Current Weather in Kailua-Kona
Weather information is temporarily unavailable; please check back later
Generally speaking and from a visitor's point of view, the weather on the Big Island divides the island in half. The Hilo side (east side of the island) is much wetter than the Kona side (west side of the island). Most people associate Hilo with rain. In fact, Hilo is the wettest city in the United States (no, it's really not Seattle!). On average, the city receives about 130 inches (3302 mm) of rain per year. Most of the rain falls at night and early morning, and daytime showers are usually intense, but short-lived.
But the advantage of all the rain on the Big Island's east shore is that it's so green. Hilo can be described as one big natural greenhouse, with blooming flowers, waterfalls and tropical foliage everywhere. The green surroundings, dark lava rocks on the shore and deep blue ocean make for a picture-perfect sight (when the sun is shining). Kona, on the other hand, is so dry that there are no waterfalls or streams here and the scenery is rather barren and by far not as lush as the Hilo side.
However, since not all rain gets absorbed into the ground and also flows into the ocean, this so-called runoff makes the ocean look darker and murkier on the Hilo side. That's why the snorkeling and diving conditions on the Kona side of the island are far superior to the Hilo side. The Kona side also has more sandy beaches than the Hilo side, which has a predominantly rocky shoreline.

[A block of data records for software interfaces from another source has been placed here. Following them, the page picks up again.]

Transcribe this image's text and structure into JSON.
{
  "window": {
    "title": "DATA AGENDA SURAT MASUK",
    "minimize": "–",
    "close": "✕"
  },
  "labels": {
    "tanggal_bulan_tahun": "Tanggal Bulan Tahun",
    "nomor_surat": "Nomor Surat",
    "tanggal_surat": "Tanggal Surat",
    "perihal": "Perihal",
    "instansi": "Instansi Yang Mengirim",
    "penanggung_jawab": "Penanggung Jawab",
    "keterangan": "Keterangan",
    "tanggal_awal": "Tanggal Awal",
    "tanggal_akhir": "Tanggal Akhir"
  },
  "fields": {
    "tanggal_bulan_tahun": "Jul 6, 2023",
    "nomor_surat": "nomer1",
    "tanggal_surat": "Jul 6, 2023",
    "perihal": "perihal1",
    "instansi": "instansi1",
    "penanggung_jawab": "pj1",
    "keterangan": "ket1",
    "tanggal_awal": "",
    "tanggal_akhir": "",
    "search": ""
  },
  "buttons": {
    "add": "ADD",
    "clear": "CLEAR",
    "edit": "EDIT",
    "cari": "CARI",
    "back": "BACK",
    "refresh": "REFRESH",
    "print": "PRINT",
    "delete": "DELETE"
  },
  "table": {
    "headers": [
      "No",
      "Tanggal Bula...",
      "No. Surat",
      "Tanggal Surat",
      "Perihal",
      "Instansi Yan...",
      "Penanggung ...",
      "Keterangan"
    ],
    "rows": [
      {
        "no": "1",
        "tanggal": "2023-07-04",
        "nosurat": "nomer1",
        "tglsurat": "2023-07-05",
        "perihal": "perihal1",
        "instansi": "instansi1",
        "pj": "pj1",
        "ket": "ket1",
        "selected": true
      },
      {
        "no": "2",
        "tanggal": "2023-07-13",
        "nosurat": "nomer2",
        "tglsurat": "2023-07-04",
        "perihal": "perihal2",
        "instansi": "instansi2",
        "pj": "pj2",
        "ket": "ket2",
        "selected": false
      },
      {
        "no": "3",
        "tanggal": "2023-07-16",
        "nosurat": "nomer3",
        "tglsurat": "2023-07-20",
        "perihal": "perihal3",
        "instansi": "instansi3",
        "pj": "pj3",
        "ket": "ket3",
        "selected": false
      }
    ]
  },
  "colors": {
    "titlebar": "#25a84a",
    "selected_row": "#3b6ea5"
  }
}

The Kona side of the Big Island is dry and sunny on most days of the year. That's why most hotels and resorts on the island are located here because visitors prefer sunshine. The Kohala area (located north of Kailua-Kona) is the driest area on the island, receiving just about 10 inches (254 mm) of rain per year. When it rains here, it usually rains in the late afternoons and evenings.
Even though the main difference between Hilo and Kona is the amount of rain, when it comes to the temperatures there isn't much difference. The year-round average temperature in both cities is around 74°F (23°C). It's cooler in Waimea (Kamuela), which is located at an elevation of about 2,670 feet (814 m). Here the average year-round temperature is around 70°F (21°C). The temperature in the town Volcano, which is at the entrance to the Hawaii Volcanoes National Park at about 3,800 feet (1,158 m), hovers around 60°F (15.5°C), while the summits of the Big Island's tallest mountains, Mauna Kea and Mauna Loa, are usually about 30°F cooler than the coastlines.
The Big Island's average ocean temperature is around 75°F (24°C) in February and 82°F (28°C) in September. The water can be a bit colder in areas where freshwater springs bubble up from the ocean bottom, such as for example at Carlsmith Beach Park or Ice Pond in Hilo.
Big Island of Hawaii climate
No other island in the state of Hawaii experiences such a variety in weather and climate zones as the Big Island. In fact, according to the widely used Köppen Climate Classification System, the Big Island has 10 of the 15 climate zones in the world, which is quite amazing. It is difficult to think about another place in the world of equal size that is home to that many different climates.
On the Big Island, you'll find everything, from tropical and desert, to monsoonal, periglacial and other climates. On no other Hawaiian island (and in only very few other places in the world) can you walk in snow in the morning on top of a tall mountain and in the afternoon go swimming in the ocean and sunbathe on a tropical beach. This is what makes the Big Island of Hawaii a truly unique place.
Current weather watches, warning and advisories for the Big Island
Volcanic smog (vog) on the Big Island
A common natural phenomenon on the Big Island is vog (volcanic smog). Since the island is home to Kilauea, an active volcano, the eruptions produce vog. Kilauea's Pu'u O'o vent spews out about 200 tons of sulfur dioxide and other toxic fumes each day. Thanks to the tradewinds a lot of these fumes are quickly blown out to sea. Areas around the Hawaii Volcanoes National Park and the Big Island's Kona Coast are the most affected by this vog.
Vog makes the air and sky look hazy and can cause problems for people who suffer from asthma or other breathing problems. For those people it is best to avoid vog-prone areas or to stay indoors when the vog is thick. Since the tradewinds generally blow from the northeast, the vog is thicker on the Kona side of the island.